janelle - back on the horse and out of here I say. Leave the effing mess behind. If only we could.

Lulu LaBonne said...

Good old shame and guilt - bring back the Catholics that's what I say, I gather that they are having a tremendous effect on population issues elsewhere in the world.

If I've understood this correctly, the wealth of this couple is coming from the newspapers who are selling lots of newspapers to it's 'horrified' readers rather than out of State pockets.

SJW said...

Nail on the head as always Ernest.
Thanks
Siobhán

Ernest de Cugnac said...

lulu - shame and guilt, but only where necessary! For example, I have absolutely no problem with people having sex who are unmarried or who have just met. My problem is that we have policies that stop the chickens coming home to roost when they should. Rich? No, I agree, not on the state, but this family is going to get the equivalent of a graduate salary thanks to their fecklessness.

sjw - ta v much.

Working mum said...

I read this story with much disbelief and sadness. Now, as more and more of the story comes to light, I am horrified.

Sarah, of St Bloggie de Riviere, has an excellent post on this subject:

http://sarahhague.blogspot.com/2009/02/poor-alfie.html

I do hope she is wrong, because the ramifications if she is correct fill me with despair.

Ernest de Cugnac said...

wm - thanks for that, had a read, bloody depressing.

Absolute Vanilla (and Atyllah) said...

I saw this on sky news - boggles the mind (but then again, I suppose one might say, how old were Romeo and Juliet when they eloped... just to play devil's advocate, of course).

But I think your point about guilt is so spot on. We're increasingly taught that guilt is a bad thing - it's bad to carry guilt around etc - yet, without guilt where's our indicator to help us detect right from wrong.

You make some uncomfortable but salient points and it poses some very critical questions about society.

By the way, because I know you abhor them (and recently lamented that you never got any), there's something for you at my place...
;-)

lakeviewer said...

This is not a new problem, of course, but it does take us back to the dilemma you discussed. If society gets involved, society takes responsibility, one way or another. In the meantime, let's work something out before it happens again.

In the States we are talking about the mother of the octoplets she had with the assistance of a fertility doctor.

I'm glad I dropped in from Absolute Vanilla.

mouse (aka kimy) said...

all your wonderful issues and commentary aside, I want to just say I think it is f**king shameful how the media are exploiting these kids.....and not only the british tabloids, but the french press too according to dd....oy!

Ernest de Cugnac said...

back after a long break:

av - thank you and you are a total sweetie pie

lakeviewer - nice to see you here, thanks for dropping in. I read about the octuplets.
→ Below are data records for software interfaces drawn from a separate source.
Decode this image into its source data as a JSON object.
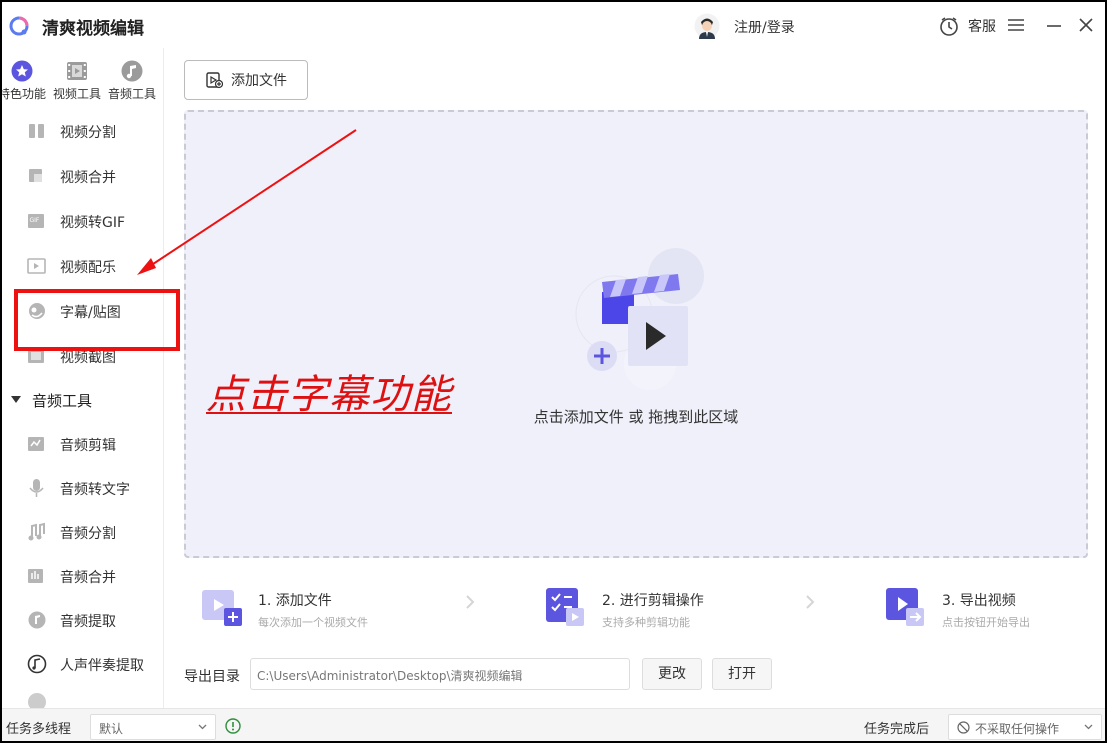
{
  "app": {
    "title": "清爽视频编辑"
  },
  "titlebar": {
    "login": "注册/登录",
    "service": "客服"
  },
  "sidebar": {
    "categories": [
      "特色功能",
      "视频工具",
      "音频工具"
    ],
    "video_items": [
      "视频分割",
      "视频合并",
      "视频转GIF",
      "视频配乐",
      "字幕/贴图",
      "视频截图"
    ],
    "audio_section": "音频工具",
    "audio_items": [
      "音频剪辑",
      "音频转文字",
      "音频分割",
      "音频合并",
      "音频提取",
      "人声伴奏提取"
    ]
  },
  "main": {
    "add_file": "添加文件",
    "dropzone_text": "点击添加文件 或 拖拽到此区域",
    "steps": [
      {
        "title": "1. 添加文件",
        "sub": "每次添加一个视频文件"
      },
      {
        "title": "2. 进行剪辑操作",
        "sub": "支持多种剪辑功能"
      },
      {
        "title": "3. 导出视频",
        "sub": "点击按钮开始导出"
      }
    ],
    "export_label": "导出目录",
    "export_path": "C:\\Users\\Administrator\\Desktop\\清爽视频编辑",
    "change": "更改",
    "open": "打开"
  },
  "statusbar": {
    "thread_label": "任务多线程",
    "thread_value": "默认",
    "after_label": "任务完成后",
    "after_value": "不采取任何操作"
  },
  "annotation": {
    "text": "点击字幕功能"
  },
  "colors": {
    "accent": "#5b55e0",
    "annotation": "#e01111",
    "dropzone_bg": "#eff0fa"
  }
}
What the heck ...??

mouse - too true. It's in the papers. Why? Because we can't get enough of it.